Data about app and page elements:
Segment Open
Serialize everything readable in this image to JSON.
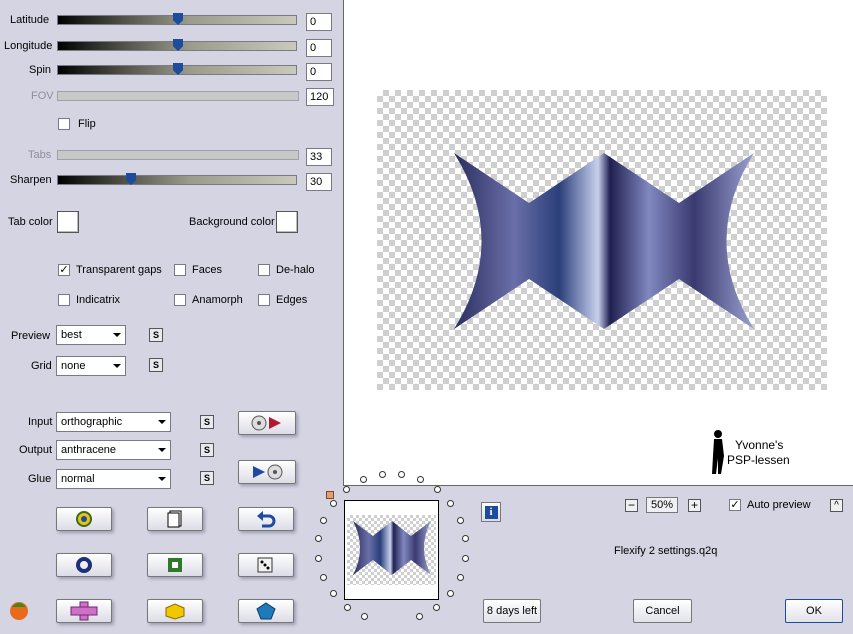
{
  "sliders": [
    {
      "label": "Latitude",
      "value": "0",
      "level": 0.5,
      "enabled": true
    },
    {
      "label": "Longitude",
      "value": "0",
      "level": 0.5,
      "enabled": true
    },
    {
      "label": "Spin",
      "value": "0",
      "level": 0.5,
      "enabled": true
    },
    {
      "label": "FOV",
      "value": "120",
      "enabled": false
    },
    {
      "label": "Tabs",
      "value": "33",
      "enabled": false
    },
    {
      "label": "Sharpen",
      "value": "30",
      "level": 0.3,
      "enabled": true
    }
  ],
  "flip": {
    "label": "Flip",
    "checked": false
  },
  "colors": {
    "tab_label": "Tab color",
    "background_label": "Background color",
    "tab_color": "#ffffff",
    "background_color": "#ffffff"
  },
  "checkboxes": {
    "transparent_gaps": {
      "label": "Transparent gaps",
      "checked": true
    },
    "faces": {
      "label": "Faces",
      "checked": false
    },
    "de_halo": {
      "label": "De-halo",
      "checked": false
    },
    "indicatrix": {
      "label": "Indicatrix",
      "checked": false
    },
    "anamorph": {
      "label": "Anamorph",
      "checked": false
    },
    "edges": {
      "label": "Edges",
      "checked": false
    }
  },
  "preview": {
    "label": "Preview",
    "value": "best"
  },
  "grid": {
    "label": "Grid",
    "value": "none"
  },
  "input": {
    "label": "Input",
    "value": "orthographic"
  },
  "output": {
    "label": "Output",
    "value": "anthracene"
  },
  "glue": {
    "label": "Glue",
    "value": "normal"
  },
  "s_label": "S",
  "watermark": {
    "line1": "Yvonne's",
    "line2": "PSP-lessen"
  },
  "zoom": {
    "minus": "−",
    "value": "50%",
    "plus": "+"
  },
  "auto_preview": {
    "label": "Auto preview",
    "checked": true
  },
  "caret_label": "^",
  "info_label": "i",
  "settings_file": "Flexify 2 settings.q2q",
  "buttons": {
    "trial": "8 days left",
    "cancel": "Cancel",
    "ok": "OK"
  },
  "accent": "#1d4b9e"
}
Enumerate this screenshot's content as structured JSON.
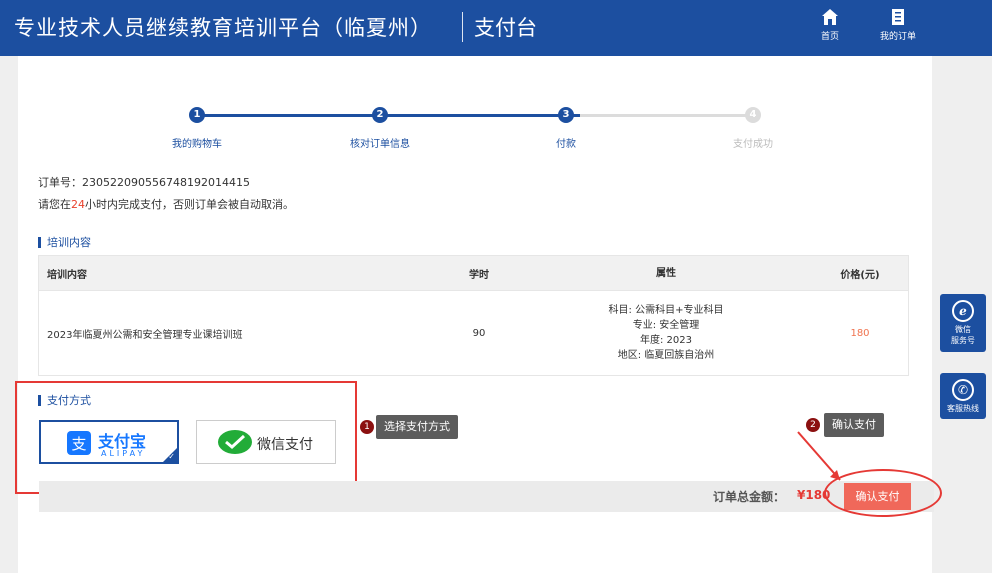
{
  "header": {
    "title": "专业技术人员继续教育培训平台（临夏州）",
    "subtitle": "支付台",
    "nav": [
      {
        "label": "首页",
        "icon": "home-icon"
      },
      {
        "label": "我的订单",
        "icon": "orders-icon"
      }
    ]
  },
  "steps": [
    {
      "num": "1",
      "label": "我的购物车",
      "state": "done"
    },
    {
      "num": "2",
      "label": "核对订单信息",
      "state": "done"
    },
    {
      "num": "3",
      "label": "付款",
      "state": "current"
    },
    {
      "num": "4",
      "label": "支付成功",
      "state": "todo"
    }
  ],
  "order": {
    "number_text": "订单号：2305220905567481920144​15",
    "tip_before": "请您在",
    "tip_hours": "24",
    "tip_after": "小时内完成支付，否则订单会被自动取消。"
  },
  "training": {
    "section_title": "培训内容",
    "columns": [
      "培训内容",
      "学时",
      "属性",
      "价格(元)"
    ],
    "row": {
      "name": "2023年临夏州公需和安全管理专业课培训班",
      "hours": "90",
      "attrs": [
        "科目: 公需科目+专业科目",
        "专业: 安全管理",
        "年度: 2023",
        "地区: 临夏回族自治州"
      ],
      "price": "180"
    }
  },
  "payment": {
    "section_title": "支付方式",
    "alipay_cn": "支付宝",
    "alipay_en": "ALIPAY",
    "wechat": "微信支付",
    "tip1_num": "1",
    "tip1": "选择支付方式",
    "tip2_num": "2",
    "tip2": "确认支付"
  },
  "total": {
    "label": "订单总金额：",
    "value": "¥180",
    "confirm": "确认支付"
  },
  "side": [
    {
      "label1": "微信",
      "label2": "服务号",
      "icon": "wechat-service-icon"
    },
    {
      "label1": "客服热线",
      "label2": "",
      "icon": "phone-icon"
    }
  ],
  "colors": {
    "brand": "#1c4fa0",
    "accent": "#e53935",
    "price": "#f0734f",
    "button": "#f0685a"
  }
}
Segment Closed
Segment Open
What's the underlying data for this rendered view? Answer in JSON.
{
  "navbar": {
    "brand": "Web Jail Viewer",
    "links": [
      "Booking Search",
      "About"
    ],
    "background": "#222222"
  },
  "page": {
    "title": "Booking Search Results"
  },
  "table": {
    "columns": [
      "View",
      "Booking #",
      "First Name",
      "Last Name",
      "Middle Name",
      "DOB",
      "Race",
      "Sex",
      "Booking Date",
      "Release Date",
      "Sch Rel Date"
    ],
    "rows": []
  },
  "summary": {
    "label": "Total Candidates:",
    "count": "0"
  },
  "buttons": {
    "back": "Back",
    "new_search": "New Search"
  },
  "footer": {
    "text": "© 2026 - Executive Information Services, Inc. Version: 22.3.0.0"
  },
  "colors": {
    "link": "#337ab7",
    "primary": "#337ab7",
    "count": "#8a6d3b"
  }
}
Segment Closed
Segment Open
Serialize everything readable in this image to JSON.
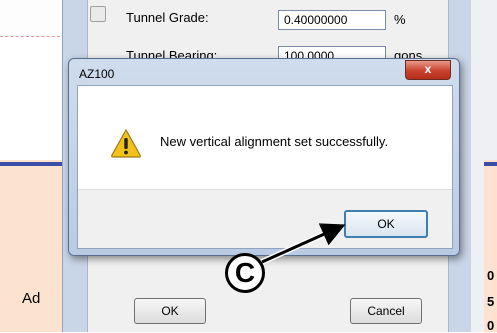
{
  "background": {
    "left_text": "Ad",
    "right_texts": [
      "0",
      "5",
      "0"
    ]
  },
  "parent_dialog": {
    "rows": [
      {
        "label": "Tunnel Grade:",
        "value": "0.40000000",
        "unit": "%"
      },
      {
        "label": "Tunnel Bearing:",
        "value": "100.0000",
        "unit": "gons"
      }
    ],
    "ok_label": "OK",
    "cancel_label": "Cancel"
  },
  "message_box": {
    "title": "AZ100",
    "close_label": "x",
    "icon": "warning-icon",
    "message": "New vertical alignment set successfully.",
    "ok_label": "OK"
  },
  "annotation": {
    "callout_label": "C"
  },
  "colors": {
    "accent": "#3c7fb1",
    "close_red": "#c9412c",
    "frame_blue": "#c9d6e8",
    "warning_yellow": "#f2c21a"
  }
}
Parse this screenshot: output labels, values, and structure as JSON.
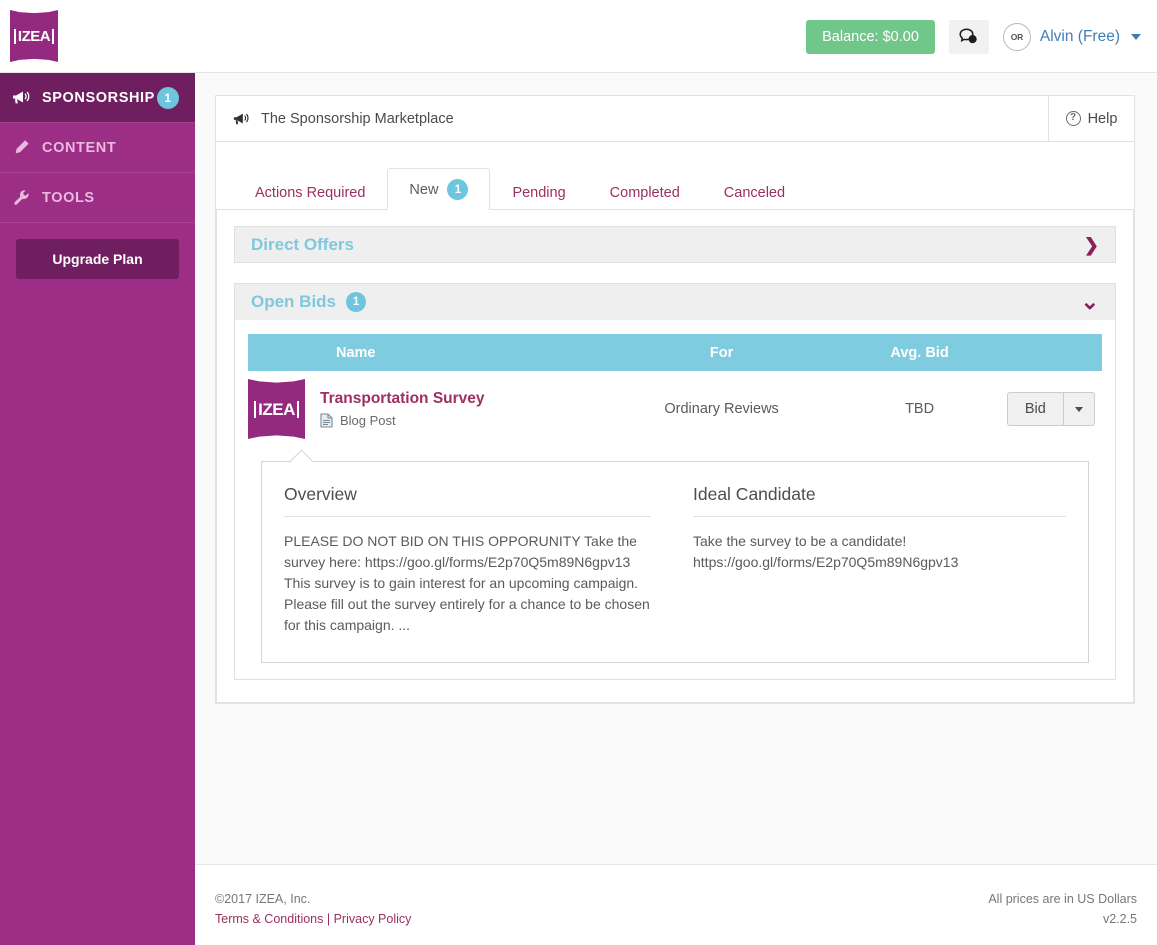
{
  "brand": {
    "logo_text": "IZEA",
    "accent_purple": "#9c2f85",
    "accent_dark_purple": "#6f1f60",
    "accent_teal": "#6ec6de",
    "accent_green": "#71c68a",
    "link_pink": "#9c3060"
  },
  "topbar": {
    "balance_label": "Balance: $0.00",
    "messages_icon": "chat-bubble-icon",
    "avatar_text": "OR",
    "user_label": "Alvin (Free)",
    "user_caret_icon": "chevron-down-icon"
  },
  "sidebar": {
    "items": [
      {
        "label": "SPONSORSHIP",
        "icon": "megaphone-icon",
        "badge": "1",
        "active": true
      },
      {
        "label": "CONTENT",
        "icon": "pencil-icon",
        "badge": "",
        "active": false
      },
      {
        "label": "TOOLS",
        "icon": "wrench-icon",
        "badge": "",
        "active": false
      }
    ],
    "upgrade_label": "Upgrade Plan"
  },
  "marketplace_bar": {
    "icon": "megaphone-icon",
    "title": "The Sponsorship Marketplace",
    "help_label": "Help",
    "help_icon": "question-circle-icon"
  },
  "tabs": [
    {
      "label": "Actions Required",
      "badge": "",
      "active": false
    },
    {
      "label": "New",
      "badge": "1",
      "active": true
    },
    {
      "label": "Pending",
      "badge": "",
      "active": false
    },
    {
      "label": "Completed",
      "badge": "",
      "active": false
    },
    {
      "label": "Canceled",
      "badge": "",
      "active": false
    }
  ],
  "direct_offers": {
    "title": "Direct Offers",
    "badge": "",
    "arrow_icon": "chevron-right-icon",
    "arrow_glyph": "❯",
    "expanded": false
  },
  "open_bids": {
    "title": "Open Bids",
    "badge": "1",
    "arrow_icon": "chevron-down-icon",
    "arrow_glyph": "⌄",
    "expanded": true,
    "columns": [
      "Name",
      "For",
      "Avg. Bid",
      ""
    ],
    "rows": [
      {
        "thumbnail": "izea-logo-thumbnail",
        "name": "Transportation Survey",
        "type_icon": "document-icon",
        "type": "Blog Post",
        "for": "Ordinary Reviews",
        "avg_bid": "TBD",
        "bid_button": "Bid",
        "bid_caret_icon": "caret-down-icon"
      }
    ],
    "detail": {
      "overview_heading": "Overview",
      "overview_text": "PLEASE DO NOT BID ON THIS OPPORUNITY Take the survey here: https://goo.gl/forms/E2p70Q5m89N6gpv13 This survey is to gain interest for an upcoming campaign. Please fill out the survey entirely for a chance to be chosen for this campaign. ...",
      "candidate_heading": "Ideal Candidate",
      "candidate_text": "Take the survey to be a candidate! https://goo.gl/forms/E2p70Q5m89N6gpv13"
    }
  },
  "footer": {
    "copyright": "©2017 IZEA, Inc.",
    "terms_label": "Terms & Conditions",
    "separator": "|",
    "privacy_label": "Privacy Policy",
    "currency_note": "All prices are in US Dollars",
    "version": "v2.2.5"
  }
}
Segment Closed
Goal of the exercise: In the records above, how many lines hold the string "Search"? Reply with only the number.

Final answer: 3